Police report a new trend, namely Hindu converts to violent Islam. Hindus have always been harassed by majority Muslims. Fundamentalists put pressure on weak and marginalised people. Saudi funds for madrasas and mosques are a source of disagreement. Even if they do not boost terrorism, Islamic centres may boost fundamentalism.
Dhaka (AsiaNews) – Increasingly, a number of Hindus have been converting to a violent and radical form of Islam, this according to a source that spoke to AsiaNews on condition of anonymity for security reason.
With a "steady trickle of converts from minority religions to Islam, especially among Hindus, it should not come as surprise that some new Muslims embrace the militant ideas of terrorism,” the source said.
This trend appeared in the wake of 1st July Dhaka café attack, which was followed by a crackdown by Bangladesh’s anti-terrorism forces.
During raids, police found Islamic militants who were making bombs in terrorist hideouts. However, what was new was the presence of “new believers”, i.e. adults who had led a seemingly comfortable life and changed religion. Not only that, these converts espoused Islam in its violent form. So far, no figures have been released.
“It is not unusual to see people converting to Islam,” the source said., and “the government is keen on saying that there are no forced conversions. However, this is something that is not discussed."
From police reports, one can “immediately infer that the converts are Hindu. None of this should come as surprise since Hindus are the largest minority and haves historically been the most victimised.”
According to the source, “They are also Bangla, physically closer to Muslims and can more easily assimilate, unlike tribals who are indigenous."
“Since partition between India and Pakistan in 1947, there has been a steady trickle of Hindus towards Islam pressured by fundamentalists, something made worse by the successive Indo-Pakistani wars.”

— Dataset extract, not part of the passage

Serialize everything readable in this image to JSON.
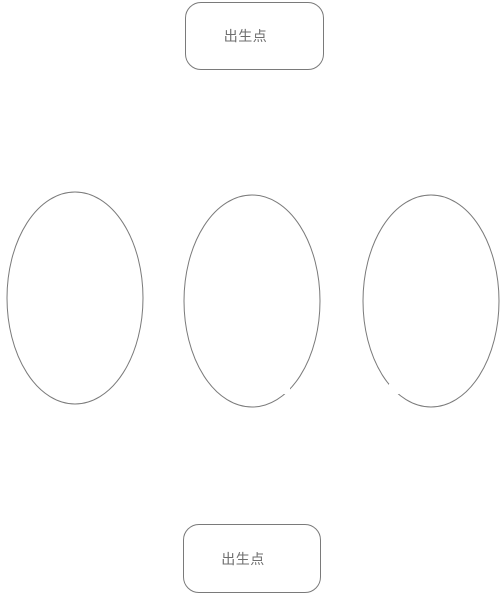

"The trickle is constant because Hindus are discriminated in the workplace and experience various forms of social harassment. Acts of violence like murder or land grabs are not uncommon. The latter are easier if the victim is a Hindu or a tribal.”
This "situation has not necessarily led to mass conversions, but has translated into a continuous exodus towards India or assimilation into the majority Muslim community."
Besides, conversion to Islam "is easy. It is quick with a simple statement of faith and a visit to a mosque. However, once made, there is no turning back; otherwise one is considered a traitor."
Converting, the source notes, tends to touch “weak people who already face discrimination and marginalisation, who are lured with promises of good jobs, better life, success and heroic deeds. For frustrated young people, this can be attractive.” This “transition to radicalism is quick because those who put pressure to convert are almost always radical."
According to another source, there is also concern over the "huge funding from Saudi Arabia to build madrasas and mosques across the country” (about US$ 12 billion to build 560 mosques and qurʾānic schools).
"Nobody knows what is taught in these schools," the source explained. In fact, "the government should exert tighter control over funding, teachers, and the kind of Islam that is taught." In fact, "banks are increasingly checking foreign money and how it is spent."
These centres can serve as a huge basin for Islamic groups given the number of young people studying there from an early age. And "the question remains: How can militants buy sophisticated and expensive weapons? Before, police only found a few rifles and guns in hideouts. Now, instead, they are finding the latest weapons.” What is more, “women are not exempt from radicalisation.”
As for Saudi money, the second source notes that “two trends are likely to clash. On the one hand, we have the Bangladesh government that wants to channel resources towards a tolerant and moderate Islam; on the other, we have those who provide the money who want to manage it on their own. This might not mean terrorism, but it will certainly mean more fundamentalism.”